Your answer must be the full listing below, repeated exactly, with no pictures in it.
TASK INPUT START
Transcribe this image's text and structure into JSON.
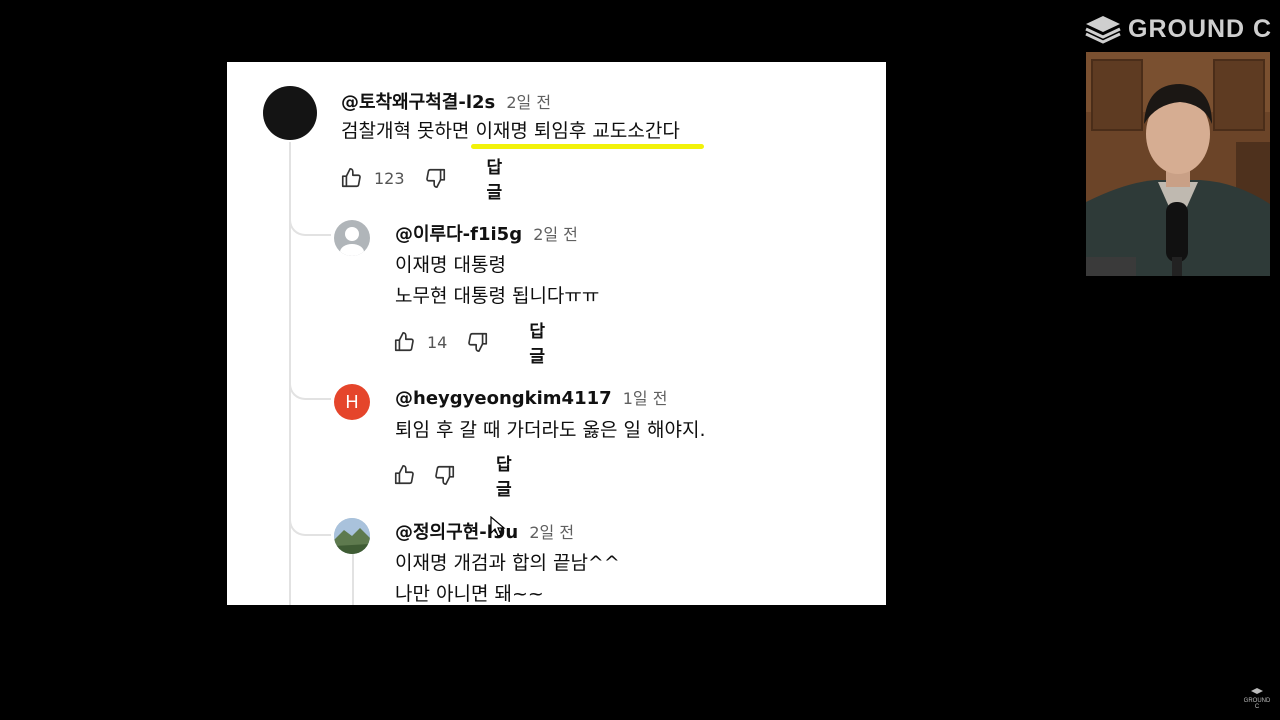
{
  "logo": {
    "text": "GROUND C",
    "icon": "stack-layers-icon"
  },
  "watermark": {
    "text": "GROUND C"
  },
  "comments": [
    {
      "author": "@토착왜구척결-l2s",
      "time": "2일 전",
      "body_before": "검찰개혁 못하면 ",
      "body_highlight": "이재명 퇴임후 교도소간다",
      "likes": "123",
      "reply": "답글",
      "avatar_color": "#141414"
    },
    {
      "author": "@이루다-f1i5g",
      "time": "2일 전",
      "lines": [
        "이재명 대통령",
        "노무현 대통령 됩니다ㅠㅠ"
      ],
      "likes": "14",
      "reply": "답글",
      "avatar_color": "#b0b5b9"
    },
    {
      "author": "@heygyeongkim4117",
      "time": "1일 전",
      "lines": [
        "퇴임 후 갈 때 가더라도 옳은 일 해야지."
      ],
      "likes": "",
      "reply": "답글",
      "avatar_letter": "H",
      "avatar_color": "#e5452b"
    },
    {
      "author": "@정의구현-l9u",
      "time": "2일 전",
      "lines": [
        "이재명 개검과 합의 끝남^^",
        "나만 아니면 돼~~"
      ]
    }
  ],
  "colors": {
    "highlight": "#f2f20a",
    "background": "#000000",
    "panel": "#ffffff"
  }
}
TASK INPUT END
RESPONSE.
Transcribe this image's text and structure into JSON.
{
  "logo": {
    "text": "GROUND C",
    "icon": "stack-layers-icon"
  },
  "watermark": {
    "text": "GROUND C"
  },
  "comments": [
    {
      "author": "@토착왜구척결-l2s",
      "time": "2일 전",
      "body_before": "검찰개혁 못하면 ",
      "body_highlight": "이재명 퇴임후 교도소간다",
      "likes": "123",
      "reply": "답글",
      "avatar_color": "#141414"
    },
    {
      "author": "@이루다-f1i5g",
      "time": "2일 전",
      "lines": [
        "이재명 대통령",
        "노무현 대통령 됩니다ㅠㅠ"
      ],
      "likes": "14",
      "reply": "답글",
      "avatar_color": "#b0b5b9"
    },
    {
      "author": "@heygyeongkim4117",
      "time": "1일 전",
      "lines": [
        "퇴임 후 갈 때 가더라도 옳은 일 해야지."
      ],
      "likes": "",
      "reply": "답글",
      "avatar_letter": "H",
      "avatar_color": "#e5452b"
    },
    {
      "author": "@정의구현-l9u",
      "time": "2일 전",
      "lines": [
        "이재명 개검과 합의 끝남^^",
        "나만 아니면 돼~~"
      ]
    }
  ],
  "colors": {
    "highlight": "#f2f20a",
    "background": "#000000",
    "panel": "#ffffff"
  }
}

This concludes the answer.